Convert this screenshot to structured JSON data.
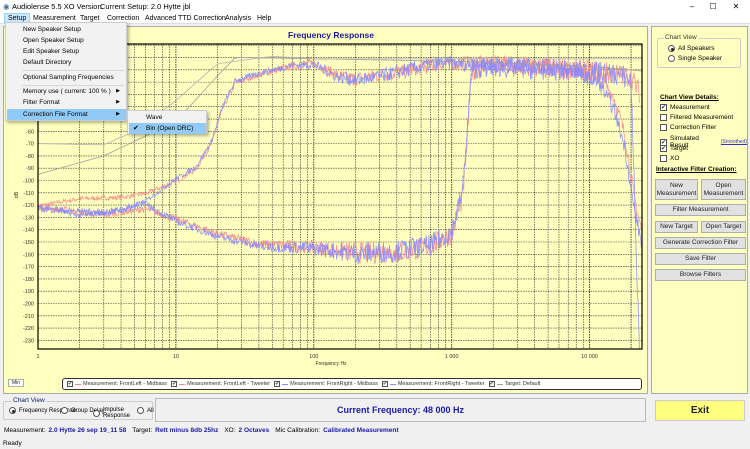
{
  "window": {
    "app_title": "Audiolense 5.5 XO Version.",
    "current_setup": "Current Setup: 2.0 Hytte jbl",
    "minimize": "–",
    "maximize": "☐",
    "close": "✕"
  },
  "menubar": [
    "Setup",
    "Measurement",
    "Target",
    "Correction",
    "Advanced TTD Correction",
    "Analysis",
    "Help"
  ],
  "setup_menu": {
    "items": [
      "New Speaker Setup",
      "Open Speaker Setup",
      "Edit Speaker Setup",
      "Default Directory",
      "Optional Sampling Frequencies",
      "Memory use ( current: 100 % )",
      "Filter Format",
      "Correction File Format"
    ],
    "arrow": "▶"
  },
  "submenu": {
    "items": [
      "Wave",
      "Bin (Open DRC)"
    ],
    "checked": "✔"
  },
  "colors": {
    "chart_bg": "#ffffc0",
    "left": "#f48a8a",
    "right": "#8a8aff",
    "target": "#a0a0a0",
    "title": "#1a1aa8"
  },
  "chart_data": {
    "type": "line",
    "title": "Frequency Response",
    "xlabel": "Frequency Hz",
    "ylabel": "dB",
    "xscale": "log",
    "xlim": [
      1,
      24000
    ],
    "ylim": [
      -237,
      11
    ],
    "xticks": [
      1,
      10,
      100,
      1000,
      10000
    ],
    "xtick_labels": [
      "1",
      "10",
      "100",
      "1 000",
      "10 000"
    ],
    "yticks": [
      -60,
      -70,
      -80,
      -90,
      -100,
      -110,
      -120,
      -130,
      -140,
      -150,
      -160,
      -170,
      -180,
      -190,
      -200,
      -210,
      -220,
      -230
    ],
    "grid": true,
    "series": [
      {
        "name": "Measurement: FrontLeft - Midbass",
        "color": "#f48a8a",
        "noise_db": 6,
        "points": [
          [
            1,
            -120
          ],
          [
            2,
            -114
          ],
          [
            4,
            -113
          ],
          [
            6,
            -110
          ],
          [
            10,
            -100
          ],
          [
            14,
            -90
          ],
          [
            18,
            -70
          ],
          [
            22,
            -40
          ],
          [
            27,
            -20
          ],
          [
            35,
            -15
          ],
          [
            50,
            -10
          ],
          [
            70,
            -6
          ],
          [
            100,
            -3
          ],
          [
            150,
            -13
          ],
          [
            200,
            -15
          ],
          [
            300,
            -12
          ],
          [
            500,
            -8
          ],
          [
            800,
            -3
          ],
          [
            1300,
            -2
          ],
          [
            3000,
            -3
          ],
          [
            8000,
            -8
          ],
          [
            12000,
            -14
          ],
          [
            15000,
            -30
          ],
          [
            18000,
            -60
          ],
          [
            21000,
            -110
          ],
          [
            24000,
            -140
          ]
        ]
      },
      {
        "name": "Measurement: FrontLeft - Tweeter",
        "color": "#f48a8a",
        "noise_db": 9,
        "points": [
          [
            1,
            -120
          ],
          [
            3,
            -127
          ],
          [
            6,
            -122
          ],
          [
            10,
            -130
          ],
          [
            20,
            -142
          ],
          [
            40,
            -150
          ],
          [
            100,
            -152
          ],
          [
            200,
            -155
          ],
          [
            400,
            -155
          ],
          [
            700,
            -150
          ],
          [
            1000,
            -140
          ],
          [
            1200,
            -110
          ],
          [
            1300,
            -60
          ],
          [
            1400,
            -6
          ],
          [
            2000,
            -3
          ],
          [
            5000,
            -5
          ],
          [
            10000,
            -7
          ],
          [
            15000,
            -9
          ],
          [
            20000,
            -12
          ],
          [
            23000,
            -25
          ]
        ]
      },
      {
        "name": "Measurement: FrontRight - Midbass",
        "color": "#8a8aff",
        "noise_db": 6,
        "points": [
          [
            1,
            -120
          ],
          [
            2,
            -128
          ],
          [
            4,
            -124
          ],
          [
            6,
            -116
          ],
          [
            10,
            -98
          ],
          [
            14,
            -88
          ],
          [
            18,
            -68
          ],
          [
            22,
            -38
          ],
          [
            27,
            -18
          ],
          [
            35,
            -14
          ],
          [
            50,
            -9
          ],
          [
            70,
            -5
          ],
          [
            100,
            -4
          ],
          [
            150,
            -14
          ],
          [
            200,
            -16
          ],
          [
            300,
            -13
          ],
          [
            500,
            -7
          ],
          [
            800,
            -2
          ],
          [
            1300,
            -3
          ],
          [
            3000,
            -4
          ],
          [
            8000,
            -9
          ],
          [
            12000,
            -20
          ],
          [
            15000,
            -40
          ],
          [
            18000,
            -70
          ],
          [
            21000,
            -120
          ],
          [
            24000,
            -150
          ]
        ]
      },
      {
        "name": "Measurement: FrontRight - Tweeter",
        "color": "#8a8aff",
        "noise_db": 9,
        "points": [
          [
            1,
            -122
          ],
          [
            3,
            -125
          ],
          [
            6,
            -118
          ],
          [
            10,
            -132
          ],
          [
            20,
            -144
          ],
          [
            40,
            -152
          ],
          [
            100,
            -153
          ],
          [
            200,
            -156
          ],
          [
            400,
            -154
          ],
          [
            700,
            -149
          ],
          [
            1000,
            -138
          ],
          [
            1200,
            -105
          ],
          [
            1300,
            -55
          ],
          [
            1400,
            -5
          ],
          [
            2000,
            -4
          ],
          [
            5000,
            -6
          ],
          [
            10000,
            -8
          ],
          [
            15000,
            -10
          ],
          [
            20000,
            -14
          ],
          [
            23000,
            -240
          ]
        ]
      },
      {
        "name": "Target: Default",
        "color": "#a0a0a0",
        "noise_db": 0,
        "points": [
          [
            1,
            -95
          ],
          [
            3,
            -80
          ],
          [
            10,
            -52
          ],
          [
            20,
            -15
          ],
          [
            27,
            0
          ],
          [
            100,
            -1
          ],
          [
            1000,
            -3
          ],
          [
            10000,
            -7
          ],
          [
            24000,
            -11
          ]
        ]
      },
      {
        "name": "Simulated Result",
        "color": "#b8b0b0",
        "noise_db": 0,
        "points": [
          [
            1,
            -70
          ],
          [
            3,
            -71
          ],
          [
            5,
            -60
          ],
          [
            10,
            -35
          ],
          [
            20,
            -5
          ],
          [
            50,
            1
          ],
          [
            100,
            -1
          ],
          [
            24000,
            -1
          ]
        ]
      }
    ]
  },
  "legend": [
    "Measurement: FrontLeft - Midbass",
    "Measurement: FrontLeft - Tweeter",
    "Measurement: FrontRight - Midbass",
    "Measurement: FrontRight - Tweeter",
    "Target: Default"
  ],
  "legend_check": "✔",
  "min_button": "Min",
  "right_panel": {
    "chart_view_title": "Chart View",
    "all_speakers": "All Speakers",
    "single_speaker": "Single Speaker",
    "details_title": "Chart View Details:",
    "details": [
      {
        "label": "Measurement",
        "checked": "✔"
      },
      {
        "label": "Filtered Measurement",
        "checked": ""
      },
      {
        "label": "Correction Filter",
        "checked": ""
      },
      {
        "label": "Simulated Result",
        "checked": "✔"
      },
      {
        "label": "Target",
        "checked": "✔"
      },
      {
        "label": "XO",
        "checked": ""
      }
    ],
    "smoothed_link": "(Smoothed)",
    "filter_title": "Interactive Filter Creation:",
    "new_measurement": "New Measurement",
    "open_measurement": "Open Measurement",
    "filter_measurement": "Filter Measurement",
    "new_target": "New Target",
    "open_target": "Open Target",
    "generate": "Generate Correction Filter",
    "save": "Save Filter",
    "browse": "Browse Filters"
  },
  "bottom": {
    "chart_view_title": "Chart View",
    "options": [
      "Frequency Response",
      "Group Delay",
      "Impulse Response",
      "All"
    ],
    "current_frequency": "Current Frequency: 48 000 Hz",
    "exit": "Exit"
  },
  "status": {
    "measurement_label": "Measurement:",
    "measurement": "2.0 Hytte 26 sep 19_11 58",
    "target_label": "Target:",
    "target": "Rett minus 8db 25hz",
    "xo_label": "XO:",
    "xo": "2 Octaves",
    "mic_label": "Mic Calibration:",
    "mic": "Calibrated Measurement",
    "ready": "Ready"
  }
}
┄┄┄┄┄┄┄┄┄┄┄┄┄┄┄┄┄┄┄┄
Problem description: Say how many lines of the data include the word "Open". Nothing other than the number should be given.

Result below: 4